Book Details

Publication Date
Status
Available
Trim Size
6
x
9
Pages
296
ISBN
9780801898143
Illustration Description
14 halftones, 2 line drawings
Table of Contents

Acknowledgments
Introduction: Medicine, Commerce, and Culture
1. Blockbuster Drugs in the Age of Anxiety
2. Listening to Miltown
3. Wonder Drugs and Drug Wars
4. The Valium Panic
5. Prozac and the

Acknowledgments
Introduction: Medicine, Commerce, and Culture
1. Blockbuster Drugs in the Age of Anxiety
2. Listening to Miltown
3. Wonder Drugs and Drug Wars
4. The Valium Panic
5. Prozac and the Incorporation of the Brain
Conclusion: Better Living through Chemistry?
Appendix A: Medications Mentioned
Appendix B: Prescriptions for Psychiatric Drugs, 1955–2005
Notes
Index

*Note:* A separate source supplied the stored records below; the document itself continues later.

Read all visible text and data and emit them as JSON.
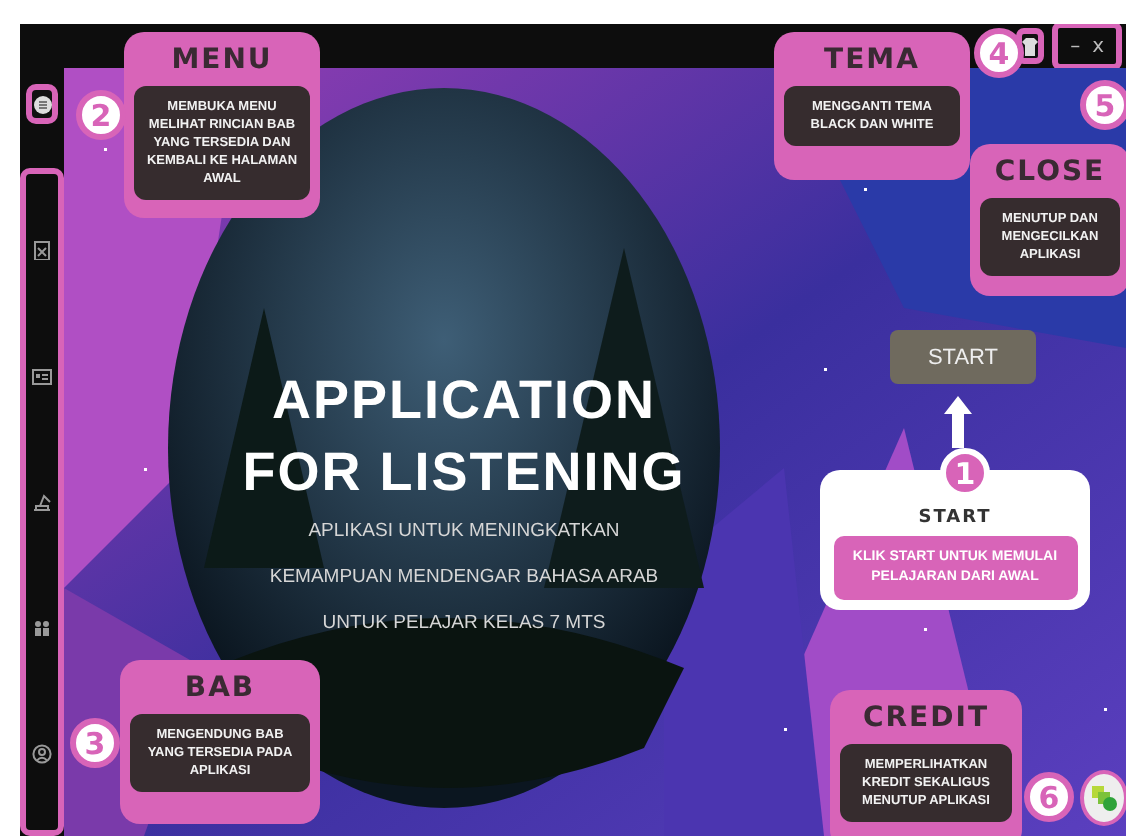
{
  "window": {
    "minimize": "–",
    "close": "x"
  },
  "home": {
    "title_lines": [
      "APPLICATION",
      "FOR LISTENING"
    ],
    "subtitle_lines": [
      "APLIKASI UNTUK MENINGKATKAN",
      "KEMAMPUAN MENDENGAR BAHASA ARAB",
      "UNTUK PELAJAR KELAS 7 MTS"
    ],
    "start_button": "START"
  },
  "callouts": [
    {
      "kind": "card",
      "number": "1",
      "title": "START",
      "text": "KLIK START UNTUK MEMULAI PELAJARAN DARI AWAL"
    },
    {
      "kind": "box",
      "number": "2",
      "title": "MENU",
      "text": "MEMBUKA MENU MELIHAT RINCIAN BAB YANG TERSEDIA DAN KEMBALI KE HALAMAN AWAL"
    },
    {
      "kind": "box",
      "number": "3",
      "title": "BAB",
      "text": "MENGENDUNG BAB YANG TERSEDIA PADA APLIKASI"
    },
    {
      "kind": "box",
      "number": "4",
      "title": "TEMA",
      "text": "MENGGANTI TEMA BLACK DAN WHITE"
    },
    {
      "kind": "box",
      "number": "5",
      "title": "CLOSE",
      "text": "MENUTUP DAN MENGECILKAN APLIKASI"
    },
    {
      "kind": "box",
      "number": "6",
      "title": "CREDIT",
      "text": "MEMPERLIHATKAN KREDIT SEKALIGUS MENUTUP APLIKASI"
    }
  ]
}
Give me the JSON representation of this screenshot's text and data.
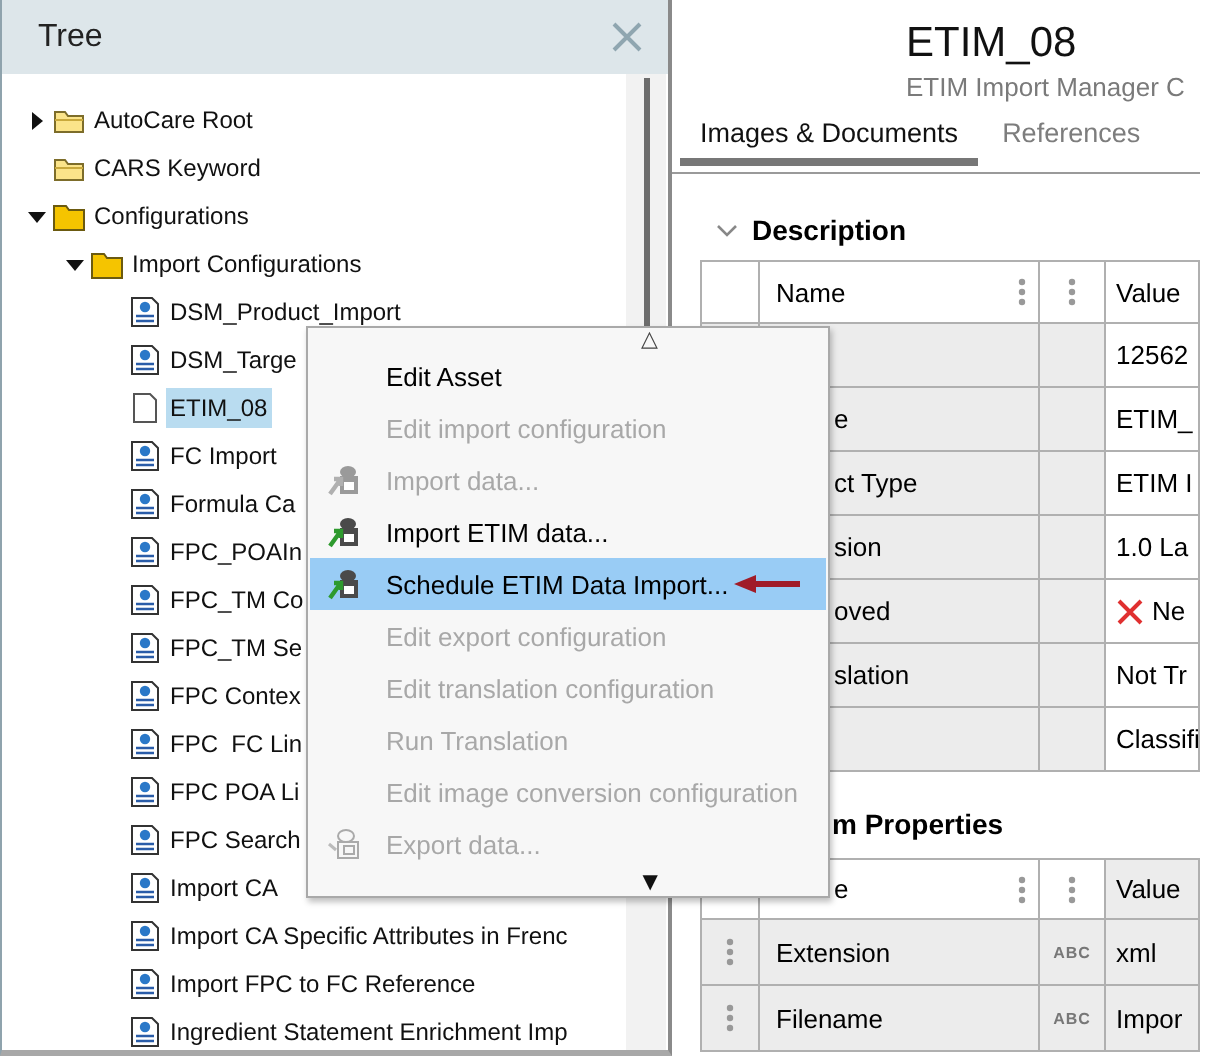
{
  "tree_panel": {
    "title": "Tree",
    "items": [
      {
        "label": "AutoCare Root",
        "kind": "light-folder",
        "expanded": false,
        "selected": false
      },
      {
        "label": "CARS Keyword",
        "kind": "light-folder",
        "selected": false
      },
      {
        "label": "Configurations",
        "kind": "folder",
        "expanded": true,
        "selected": false,
        "children": [
          {
            "label": "Import Configurations",
            "kind": "folder",
            "expanded": true,
            "selected": false,
            "children": [
              {
                "label": "DSM_Product_Import",
                "kind": "config",
                "selected": false
              },
              {
                "label": "DSM_Targe",
                "kind": "config",
                "selected": false
              },
              {
                "label": "ETIM_08",
                "kind": "file",
                "selected": true
              },
              {
                "label": "FC Import",
                "kind": "config",
                "selected": false
              },
              {
                "label": "Formula Ca",
                "kind": "config",
                "selected": false
              },
              {
                "label": "FPC_POAIn",
                "kind": "config",
                "selected": false
              },
              {
                "label": "FPC_TM Co",
                "kind": "config",
                "selected": false
              },
              {
                "label": "FPC_TM Se",
                "kind": "config",
                "selected": false
              },
              {
                "label": "FPC Contex",
                "kind": "config",
                "selected": false
              },
              {
                "label": "FPC  FC Lin",
                "kind": "config",
                "selected": false
              },
              {
                "label": "FPC POA Li",
                "kind": "config",
                "selected": false
              },
              {
                "label": "FPC Search",
                "kind": "config",
                "selected": false
              },
              {
                "label": "Import CA",
                "kind": "config",
                "selected": false
              },
              {
                "label": "Import CA Specific Attributes in Frenc",
                "kind": "config",
                "selected": false
              },
              {
                "label": "Import FPC to FC Reference",
                "kind": "config",
                "selected": false
              },
              {
                "label": "Ingredient Statement Enrichment Imp",
                "kind": "config",
                "selected": false
              }
            ]
          }
        ]
      }
    ]
  },
  "context_menu": {
    "scroll_up": "△",
    "items": [
      {
        "label": "Edit Asset",
        "kind": "plain",
        "disabled": false,
        "selected": false,
        "marked": false
      },
      {
        "label": "Edit import configuration",
        "kind": "plain",
        "disabled": true,
        "selected": false,
        "marked": false
      },
      {
        "label": "Import data...",
        "kind": "import",
        "disabled": true,
        "selected": false,
        "marked": false
      },
      {
        "label": "Import ETIM data...",
        "kind": "import",
        "disabled": false,
        "selected": false,
        "marked": false
      },
      {
        "label": "Schedule ETIM Data Import...",
        "kind": "import",
        "disabled": false,
        "selected": true,
        "marked": true
      },
      {
        "label": "Edit export configuration",
        "kind": "plain",
        "disabled": true,
        "selected": false,
        "marked": false
      },
      {
        "label": "Edit translation configuration",
        "kind": "plain",
        "disabled": true,
        "selected": false,
        "marked": false
      },
      {
        "label": "Run Translation",
        "kind": "plain",
        "disabled": true,
        "selected": false,
        "marked": false
      },
      {
        "label": "Edit image conversion configuration",
        "kind": "plain",
        "disabled": true,
        "selected": false,
        "marked": false
      },
      {
        "label": "Export data...",
        "kind": "export",
        "disabled": true,
        "selected": false,
        "marked": false
      }
    ],
    "scroll_down": "▼"
  },
  "asset": {
    "title": "ETIM_08",
    "subtitle": "ETIM Import Manager C"
  },
  "tabs": [
    {
      "label": "Images & Documents",
      "selected": true
    },
    {
      "label": "References",
      "selected": false
    }
  ],
  "sections": [
    {
      "title": "Description",
      "expanded": true,
      "header": {
        "name": "Name",
        "value": "Value"
      },
      "rows": [
        {
          "kind": "plain",
          "value": "12562"
        },
        {
          "kind": "plain",
          "name": "e",
          "value": "ETIM_"
        },
        {
          "kind": "plain",
          "name": "ct Type",
          "value": "ETIM I"
        },
        {
          "kind": "plain",
          "name": "sion",
          "value": "1.0 La"
        },
        {
          "kind": "cross",
          "name": "oved",
          "value": "Ne"
        },
        {
          "kind": "plain",
          "name": "slation",
          "value": "Not Tr"
        },
        {
          "kind": "plain",
          "value": "Classifi"
        }
      ]
    },
    {
      "title": "m Properties",
      "header": {
        "name": "e",
        "value": "Value"
      },
      "rows": [
        {
          "kind": "plain",
          "name": "Extension",
          "type": "ABC",
          "value": "xml",
          "handle": true
        },
        {
          "kind": "plain",
          "name": "Filename",
          "type": "ABC",
          "value": "Impor",
          "handle": true
        }
      ]
    }
  ]
}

Author Bio
David Herzberg
Featured Contributor

David Herzberg

David Herzberg is an assistant professor of history at the State University of New York at Buffalo.